Even on cold days this winter it is extraordinary how warm it can be on sheltered areas of the beach and undercliff at Hastings Country Park Nature Reserve. The pale sandstone rocks reflect much of suns heat and standing amongst the fallen boulders at the base of the cliffs can feel like you’re standing next to a warm oven! This probably accounts for the amount of invertebrate life on the wing here recently, providing prey for a small number of black redstarts, pied wagtails and grey wagtails wintering on the undercliff here.
The most notable species on the wing has been the scarce fly Liancalus virens. This colourful fly lives amongst the mosses, liverworts and algae growing under and beside waterfalls and fast running water.

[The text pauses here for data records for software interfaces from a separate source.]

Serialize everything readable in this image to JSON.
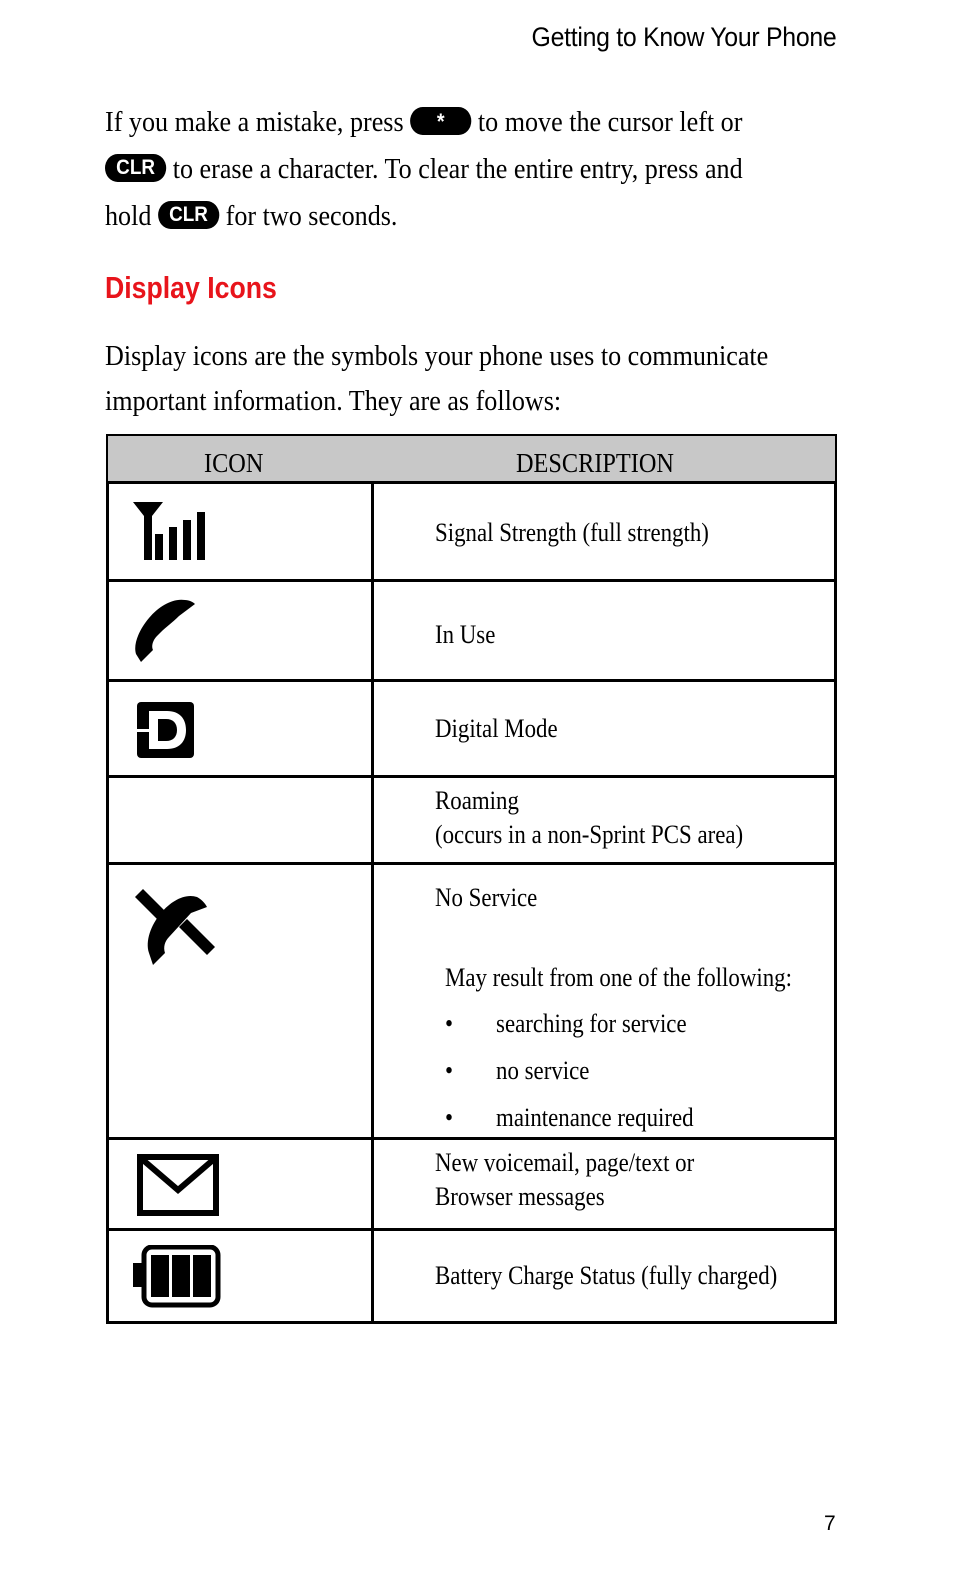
{
  "running_head": "Getting to Know Your Phone",
  "intro": {
    "part1": "If you make a mistake, press ",
    "key_star": "*",
    "part2": " to move the cursor left or",
    "key_clr_1": "CLR",
    "part3": " to erase a character. To clear the entire entry, press and",
    "part4": "hold ",
    "key_clr_2": "CLR",
    "part5": " for two seconds."
  },
  "section": {
    "title": "Display Icons",
    "body_line1": "Display icons are the symbols your phone uses to communicate",
    "body_line2": "important information. They are as follows:"
  },
  "table": {
    "headers": {
      "icon": "ICON",
      "description": "DESCRIPTION"
    },
    "rows": [
      {
        "icon": "signal-strength-icon",
        "description": "Signal Strength (full strength)"
      },
      {
        "icon": "in-use-phone-icon",
        "description": "In Use"
      },
      {
        "icon": "digital-mode-icon",
        "description": "Digital Mode"
      },
      {
        "icon": "",
        "line1": "Roaming",
        "line2": "(occurs in a non-Sprint PCS area)"
      },
      {
        "icon": "no-service-icon",
        "description": "No Service",
        "note": "May result from one of the following:",
        "bullets": [
          "searching for service",
          "no service",
          "maintenance required"
        ],
        "bullet_glyph": "•"
      },
      {
        "icon": "envelope-icon",
        "line1": "New voicemail, page/text or",
        "line2": "Browser messages"
      },
      {
        "icon": "battery-full-icon",
        "description": "Battery Charge Status (fully charged)"
      }
    ]
  },
  "page_number": "7"
}
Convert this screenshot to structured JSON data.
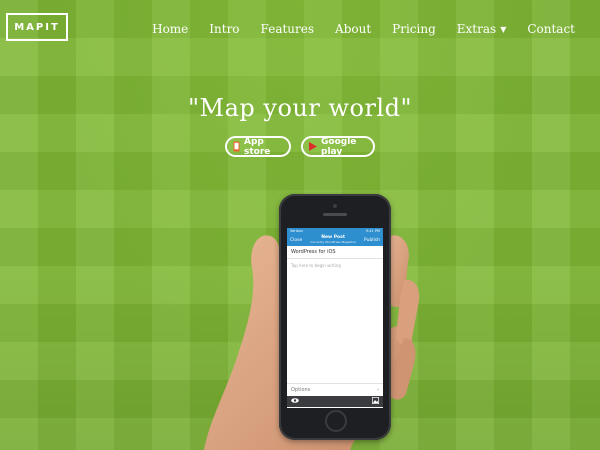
{
  "brand": {
    "logo_text": "MAPIT"
  },
  "nav": {
    "items": [
      {
        "label": "Home"
      },
      {
        "label": "Intro"
      },
      {
        "label": "Features"
      },
      {
        "label": "About"
      },
      {
        "label": "Pricing"
      },
      {
        "label": "Extras",
        "has_dropdown": true
      },
      {
        "label": "Contact"
      }
    ]
  },
  "hero": {
    "headline": "\"Map your world\"",
    "buttons": [
      {
        "label": "App store",
        "icon": "phone-icon",
        "icon_color": "#e8642c"
      },
      {
        "label": "Google play",
        "icon": "play-icon",
        "icon_color": "#d9302b"
      }
    ]
  },
  "phone_screen": {
    "status_carrier": "Verizon",
    "status_time": "9:41 PM",
    "header_left": "Close",
    "header_title": "New Post",
    "header_subtitle": "Currently WordPress Magazine",
    "header_right": "Publish",
    "post_title": "WordPress for iOS",
    "post_placeholder": "Tap here to begin writing",
    "options_label": "Options",
    "preview_icon": "eye-icon",
    "media_icon": "image-icon"
  },
  "colors": {
    "background": "#7fb735",
    "accent_blue": "#2e8fd0",
    "text": "#ffffff"
  }
}
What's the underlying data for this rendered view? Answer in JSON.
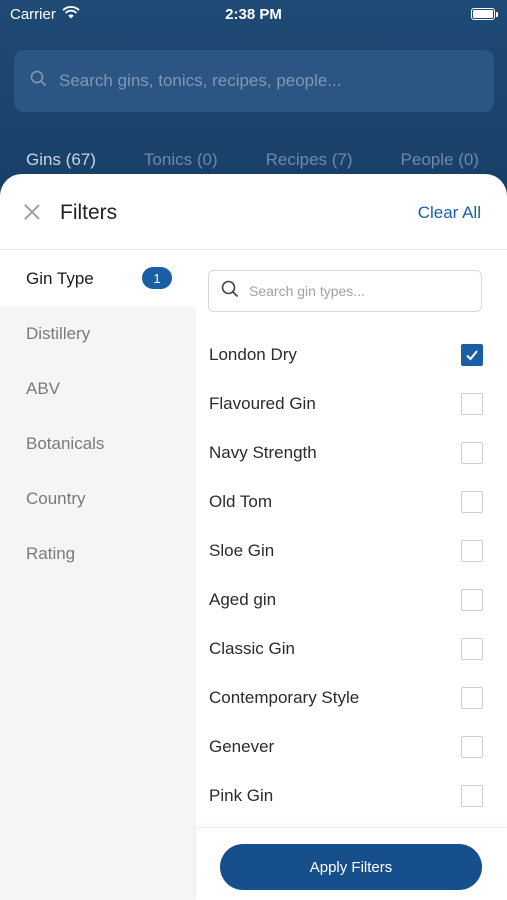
{
  "status_bar": {
    "carrier": "Carrier",
    "time": "2:38 PM"
  },
  "background": {
    "search_placeholder": "Search gins, tonics, recipes, people...",
    "tabs": [
      {
        "label": "Gins (67)",
        "active": true
      },
      {
        "label": "Tonics (0)",
        "active": false
      },
      {
        "label": "Recipes (7)",
        "active": false
      },
      {
        "label": "People (0)",
        "active": false
      }
    ]
  },
  "filters": {
    "title": "Filters",
    "clear_all": "Clear All",
    "categories": [
      {
        "label": "Gin Type",
        "active": true,
        "badge": "1"
      },
      {
        "label": "Distillery",
        "active": false
      },
      {
        "label": "ABV",
        "active": false
      },
      {
        "label": "Botanicals",
        "active": false
      },
      {
        "label": "Country",
        "active": false
      },
      {
        "label": "Rating",
        "active": false
      }
    ],
    "search_placeholder": "Search gin types...",
    "options": [
      {
        "label": "London Dry",
        "checked": true
      },
      {
        "label": "Flavoured Gin",
        "checked": false
      },
      {
        "label": "Navy Strength",
        "checked": false
      },
      {
        "label": "Old Tom",
        "checked": false
      },
      {
        "label": "Sloe Gin",
        "checked": false
      },
      {
        "label": "Aged gin",
        "checked": false
      },
      {
        "label": "Classic Gin",
        "checked": false
      },
      {
        "label": "Contemporary Style",
        "checked": false
      },
      {
        "label": "Genever",
        "checked": false
      },
      {
        "label": "Pink Gin",
        "checked": false
      }
    ],
    "apply_label": "Apply Filters"
  },
  "colors": {
    "accent": "#1a5fa6",
    "button": "#174f8c",
    "sidebar_bg": "#f5f5f6",
    "backdrop": "#183f66"
  },
  "icons": {
    "close": "close-icon",
    "search": "search-icon",
    "check": "checkmark-icon",
    "wifi": "wifi-icon",
    "battery": "battery-icon"
  }
}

The species is very common beside the Ecclesbourne waterfall where the Ecclesbourne stream falls over the cliff edge onto the beach, but can be very difficult to find anywhere else in Sussex.
Whilst searching for Diptera sun basking on the hot sandstone rocks you can’t help marvel at the incredible abstract shapes created by the constant sculptural effect of the sea on these fallen boulders.
More photos on flickr.
It is important to note that the beach and undercliff is a dangerous place to visit due to frequent landslides, falling boulders and the risk of getting cut off by a rising tide so should only be visited if you are experienced at visiting such terrain and are aware of the risks involved.